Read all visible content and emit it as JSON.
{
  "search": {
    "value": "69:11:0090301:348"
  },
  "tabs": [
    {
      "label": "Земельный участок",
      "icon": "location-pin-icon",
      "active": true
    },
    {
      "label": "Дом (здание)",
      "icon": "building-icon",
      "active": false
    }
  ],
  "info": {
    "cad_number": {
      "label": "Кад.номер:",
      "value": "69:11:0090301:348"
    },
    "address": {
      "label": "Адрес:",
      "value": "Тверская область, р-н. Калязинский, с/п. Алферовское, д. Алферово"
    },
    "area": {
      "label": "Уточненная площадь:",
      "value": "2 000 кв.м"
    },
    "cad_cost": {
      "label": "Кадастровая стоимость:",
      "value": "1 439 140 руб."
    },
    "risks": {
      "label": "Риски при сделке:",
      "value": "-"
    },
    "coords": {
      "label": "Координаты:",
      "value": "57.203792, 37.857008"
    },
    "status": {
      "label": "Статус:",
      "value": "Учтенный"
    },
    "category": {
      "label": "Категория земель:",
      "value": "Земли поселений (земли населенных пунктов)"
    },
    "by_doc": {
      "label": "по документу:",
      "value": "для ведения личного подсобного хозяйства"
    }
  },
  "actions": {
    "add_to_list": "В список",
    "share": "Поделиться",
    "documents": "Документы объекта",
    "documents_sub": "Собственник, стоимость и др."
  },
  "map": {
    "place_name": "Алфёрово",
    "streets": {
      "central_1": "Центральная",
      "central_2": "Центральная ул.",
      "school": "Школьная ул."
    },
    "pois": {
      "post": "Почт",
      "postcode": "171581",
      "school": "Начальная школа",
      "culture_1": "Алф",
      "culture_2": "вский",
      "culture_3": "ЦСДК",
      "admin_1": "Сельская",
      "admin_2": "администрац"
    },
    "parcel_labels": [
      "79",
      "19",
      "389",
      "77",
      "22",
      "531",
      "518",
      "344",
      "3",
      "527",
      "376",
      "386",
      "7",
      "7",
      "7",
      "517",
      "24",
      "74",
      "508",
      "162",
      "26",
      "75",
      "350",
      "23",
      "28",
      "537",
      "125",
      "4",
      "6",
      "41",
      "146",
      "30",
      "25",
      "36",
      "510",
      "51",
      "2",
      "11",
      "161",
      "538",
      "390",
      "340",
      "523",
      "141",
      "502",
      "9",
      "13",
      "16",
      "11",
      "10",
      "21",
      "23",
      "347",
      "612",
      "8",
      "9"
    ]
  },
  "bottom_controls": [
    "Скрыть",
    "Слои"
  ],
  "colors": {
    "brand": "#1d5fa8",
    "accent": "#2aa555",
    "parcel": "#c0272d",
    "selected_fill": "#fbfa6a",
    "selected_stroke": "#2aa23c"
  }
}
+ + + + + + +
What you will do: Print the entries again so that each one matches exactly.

Problem solution:
Read all visible content and emit it as JSON.
{
  "search": {
    "value": "69:11:0090301:348"
  },
  "tabs": [
    {
      "label": "Земельный участок",
      "icon": "location-pin-icon",
      "active": true
    },
    {
      "label": "Дом (здание)",
      "icon": "building-icon",
      "active": false
    }
  ],
  "info": {
    "cad_number": {
      "label": "Кад.номер:",
      "value": "69:11:0090301:348"
    },
    "address": {
      "label": "Адрес:",
      "value": "Тверская область, р-н. Калязинский, с/п. Алферовское, д. Алферово"
    },
    "area": {
      "label": "Уточненная площадь:",
      "value": "2 000 кв.м"
    },
    "cad_cost": {
      "label": "Кадастровая стоимость:",
      "value": "1 439 140 руб."
    },
    "risks": {
      "label": "Риски при сделке:",
      "value": "-"
    },
    "coords": {
      "label": "Координаты:",
      "value": "57.203792, 37.857008"
    },
    "status": {
      "label": "Статус:",
      "value": "Учтенный"
    },
    "category": {
      "label": "Категория земель:",
      "value": "Земли поселений (земли населенных пунктов)"
    },
    "by_doc": {
      "label": "по документу:",
      "value": "для ведения личного подсобного хозяйства"
    }
  },
  "actions": {
    "add_to_list": "В список",
    "share": "Поделиться",
    "documents": "Документы объекта",
    "documents_sub": "Собственник, стоимость и др."
  },
  "map": {
    "place_name": "Алфёрово",
    "streets": {
      "central_1": "Центральная",
      "central_2": "Центральная ул.",
      "school": "Школьная ул."
    },
    "pois": {
      "post": "Почт",
      "postcode": "171581",
      "school": "Начальная школа",
      "culture_1": "Алф",
      "culture_2": "вский",
      "culture_3": "ЦСДК",
      "admin_1": "Сельская",
      "admin_2": "администрац"
    },
    "parcel_labels": [
      "79",
      "19",
      "389",
      "77",
      "22",
      "531",
      "518",
      "344",
      "3",
      "527",
      "376",
      "386",
      "7",
      "7",
      "7",
      "517",
      "24",
      "74",
      "508",
      "162",
      "26",
      "75",
      "350",
      "23",
      "28",
      "537",
      "125",
      "4",
      "6",
      "41",
      "146",
      "30",
      "25",
      "36",
      "510",
      "51",
      "2",
      "11",
      "161",
      "538",
      "390",
      "340",
      "523",
      "141",
      "502",
      "9",
      "13",
      "16",
      "11",
      "10",
      "21",
      "23",
      "347",
      "612",
      "8",
      "9"
    ]
  },
  "bottom_controls": [
    "Скрыть",
    "Слои"
  ],
  "colors": {
    "brand": "#1d5fa8",
    "accent": "#2aa555",
    "parcel": "#c0272d",
    "selected_fill": "#fbfa6a",
    "selected_stroke": "#2aa23c"
  }
}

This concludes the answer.